Records to use —
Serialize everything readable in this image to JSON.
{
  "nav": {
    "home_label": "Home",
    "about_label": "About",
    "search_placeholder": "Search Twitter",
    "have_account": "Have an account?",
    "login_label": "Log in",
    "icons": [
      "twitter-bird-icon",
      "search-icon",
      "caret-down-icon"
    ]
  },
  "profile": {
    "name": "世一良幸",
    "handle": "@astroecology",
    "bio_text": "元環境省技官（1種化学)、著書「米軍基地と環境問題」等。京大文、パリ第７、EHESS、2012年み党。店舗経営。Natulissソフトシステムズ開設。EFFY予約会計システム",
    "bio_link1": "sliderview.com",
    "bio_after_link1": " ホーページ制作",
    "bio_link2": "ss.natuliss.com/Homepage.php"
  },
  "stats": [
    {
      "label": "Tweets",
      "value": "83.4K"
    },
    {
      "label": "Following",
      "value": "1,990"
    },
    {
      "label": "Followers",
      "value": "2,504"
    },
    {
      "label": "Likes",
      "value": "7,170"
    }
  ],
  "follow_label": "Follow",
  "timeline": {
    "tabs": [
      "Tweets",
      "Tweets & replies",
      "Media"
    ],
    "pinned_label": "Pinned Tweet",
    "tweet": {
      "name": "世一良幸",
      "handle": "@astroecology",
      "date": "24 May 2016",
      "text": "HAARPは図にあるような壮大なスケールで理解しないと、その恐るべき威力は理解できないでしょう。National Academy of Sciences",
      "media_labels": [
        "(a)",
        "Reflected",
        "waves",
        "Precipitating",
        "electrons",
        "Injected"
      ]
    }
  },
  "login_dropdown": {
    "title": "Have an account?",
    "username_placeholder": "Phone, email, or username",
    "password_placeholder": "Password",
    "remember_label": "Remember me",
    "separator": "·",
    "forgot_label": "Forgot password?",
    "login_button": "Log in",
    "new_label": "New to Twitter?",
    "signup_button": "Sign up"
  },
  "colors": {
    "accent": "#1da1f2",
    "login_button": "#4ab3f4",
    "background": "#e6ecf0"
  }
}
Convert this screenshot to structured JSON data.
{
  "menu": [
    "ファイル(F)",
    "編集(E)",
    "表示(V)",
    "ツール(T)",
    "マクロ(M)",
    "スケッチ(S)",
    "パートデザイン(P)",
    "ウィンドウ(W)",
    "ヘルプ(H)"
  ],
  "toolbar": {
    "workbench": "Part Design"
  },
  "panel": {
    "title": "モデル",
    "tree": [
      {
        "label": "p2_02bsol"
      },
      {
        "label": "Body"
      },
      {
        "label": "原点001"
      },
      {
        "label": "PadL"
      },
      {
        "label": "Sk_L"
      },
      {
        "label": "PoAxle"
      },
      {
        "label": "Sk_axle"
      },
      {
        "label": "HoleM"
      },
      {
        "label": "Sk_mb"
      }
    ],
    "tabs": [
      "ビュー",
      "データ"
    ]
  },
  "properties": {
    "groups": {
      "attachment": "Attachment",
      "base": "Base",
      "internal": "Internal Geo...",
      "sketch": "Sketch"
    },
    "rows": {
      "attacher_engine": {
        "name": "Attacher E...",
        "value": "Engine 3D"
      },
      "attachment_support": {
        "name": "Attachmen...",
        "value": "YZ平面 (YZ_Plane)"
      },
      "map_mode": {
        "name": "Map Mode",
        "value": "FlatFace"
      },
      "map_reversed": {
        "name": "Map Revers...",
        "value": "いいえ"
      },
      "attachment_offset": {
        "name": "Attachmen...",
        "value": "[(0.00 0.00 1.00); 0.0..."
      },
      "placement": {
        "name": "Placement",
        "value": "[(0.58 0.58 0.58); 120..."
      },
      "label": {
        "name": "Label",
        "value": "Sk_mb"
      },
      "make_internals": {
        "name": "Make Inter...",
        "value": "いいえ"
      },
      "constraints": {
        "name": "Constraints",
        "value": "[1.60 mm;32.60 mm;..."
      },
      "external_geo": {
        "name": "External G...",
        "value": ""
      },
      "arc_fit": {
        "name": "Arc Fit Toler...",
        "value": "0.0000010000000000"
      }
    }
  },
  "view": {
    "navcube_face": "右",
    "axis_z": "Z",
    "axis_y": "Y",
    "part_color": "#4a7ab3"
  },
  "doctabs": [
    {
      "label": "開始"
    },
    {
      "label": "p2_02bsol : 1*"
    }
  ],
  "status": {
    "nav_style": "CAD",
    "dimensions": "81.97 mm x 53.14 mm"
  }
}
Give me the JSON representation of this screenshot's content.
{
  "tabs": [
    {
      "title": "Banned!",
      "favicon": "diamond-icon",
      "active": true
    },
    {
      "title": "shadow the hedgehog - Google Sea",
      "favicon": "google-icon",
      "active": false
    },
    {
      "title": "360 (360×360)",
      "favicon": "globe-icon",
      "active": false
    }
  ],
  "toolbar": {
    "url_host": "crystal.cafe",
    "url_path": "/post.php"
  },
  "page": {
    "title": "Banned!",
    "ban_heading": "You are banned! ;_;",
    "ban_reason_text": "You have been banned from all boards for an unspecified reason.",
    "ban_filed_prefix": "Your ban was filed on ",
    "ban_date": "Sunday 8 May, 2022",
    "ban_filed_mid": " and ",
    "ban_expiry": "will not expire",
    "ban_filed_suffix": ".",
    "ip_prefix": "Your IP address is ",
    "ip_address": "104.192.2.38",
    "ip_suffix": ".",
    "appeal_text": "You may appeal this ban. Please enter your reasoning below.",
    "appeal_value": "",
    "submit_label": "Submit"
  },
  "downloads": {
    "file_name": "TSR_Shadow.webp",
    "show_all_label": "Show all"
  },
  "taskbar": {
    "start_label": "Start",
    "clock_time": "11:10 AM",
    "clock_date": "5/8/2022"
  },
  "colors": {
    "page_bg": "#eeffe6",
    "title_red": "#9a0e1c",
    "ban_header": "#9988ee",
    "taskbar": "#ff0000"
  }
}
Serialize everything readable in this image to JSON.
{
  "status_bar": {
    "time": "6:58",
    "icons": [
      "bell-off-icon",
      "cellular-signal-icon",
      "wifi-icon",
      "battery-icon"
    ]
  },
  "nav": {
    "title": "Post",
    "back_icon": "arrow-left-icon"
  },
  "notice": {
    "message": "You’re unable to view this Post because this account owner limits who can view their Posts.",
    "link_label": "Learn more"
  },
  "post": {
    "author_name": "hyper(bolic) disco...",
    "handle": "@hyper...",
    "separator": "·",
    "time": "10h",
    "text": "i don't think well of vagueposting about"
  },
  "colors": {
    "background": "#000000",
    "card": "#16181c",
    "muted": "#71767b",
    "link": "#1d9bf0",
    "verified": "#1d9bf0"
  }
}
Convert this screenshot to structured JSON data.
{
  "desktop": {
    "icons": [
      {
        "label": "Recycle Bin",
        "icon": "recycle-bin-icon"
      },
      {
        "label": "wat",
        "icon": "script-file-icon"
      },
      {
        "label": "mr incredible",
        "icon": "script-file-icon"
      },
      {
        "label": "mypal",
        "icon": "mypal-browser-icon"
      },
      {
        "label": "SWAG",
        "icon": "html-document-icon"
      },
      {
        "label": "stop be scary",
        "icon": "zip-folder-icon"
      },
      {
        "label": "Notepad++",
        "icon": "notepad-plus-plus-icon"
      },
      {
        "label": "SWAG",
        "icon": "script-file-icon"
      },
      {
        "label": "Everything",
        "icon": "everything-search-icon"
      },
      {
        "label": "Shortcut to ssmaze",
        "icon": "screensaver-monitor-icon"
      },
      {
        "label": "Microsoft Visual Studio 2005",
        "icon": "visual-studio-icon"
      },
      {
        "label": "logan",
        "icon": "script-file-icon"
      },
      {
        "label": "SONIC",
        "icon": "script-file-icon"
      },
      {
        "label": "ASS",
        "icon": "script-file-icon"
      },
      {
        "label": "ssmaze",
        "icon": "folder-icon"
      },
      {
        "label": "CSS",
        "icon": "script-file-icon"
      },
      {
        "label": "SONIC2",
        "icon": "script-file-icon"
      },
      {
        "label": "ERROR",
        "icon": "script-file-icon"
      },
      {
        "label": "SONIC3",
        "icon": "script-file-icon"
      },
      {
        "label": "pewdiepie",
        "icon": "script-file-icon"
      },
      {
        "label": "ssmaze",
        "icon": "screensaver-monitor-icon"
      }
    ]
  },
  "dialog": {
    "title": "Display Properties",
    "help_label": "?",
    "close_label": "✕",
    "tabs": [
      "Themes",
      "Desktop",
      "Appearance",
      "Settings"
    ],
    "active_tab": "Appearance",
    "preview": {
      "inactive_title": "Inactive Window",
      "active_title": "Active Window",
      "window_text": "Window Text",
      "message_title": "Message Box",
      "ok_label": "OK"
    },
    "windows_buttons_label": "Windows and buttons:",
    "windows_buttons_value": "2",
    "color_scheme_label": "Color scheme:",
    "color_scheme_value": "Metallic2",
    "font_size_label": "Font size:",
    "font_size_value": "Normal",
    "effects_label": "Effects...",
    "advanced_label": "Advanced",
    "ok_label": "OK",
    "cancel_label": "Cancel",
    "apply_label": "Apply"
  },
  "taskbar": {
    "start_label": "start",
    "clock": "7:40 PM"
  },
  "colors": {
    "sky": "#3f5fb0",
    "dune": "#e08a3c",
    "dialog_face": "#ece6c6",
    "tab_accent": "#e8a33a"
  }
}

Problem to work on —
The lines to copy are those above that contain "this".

Answer area —
Serialize everything readable in this image to JSON.
Convert this screenshot to structured JSON data.
Give me the JSON representation of this screenshot's content.
    "appeal_text": "You may appeal this ban. Please enter your reasoning below.",
Serialize everything readable in this image to JSON.
    "message": "You’re unable to view this Post because this account owner limits who can view their Posts.",
Convert this screenshot to structured JSON data.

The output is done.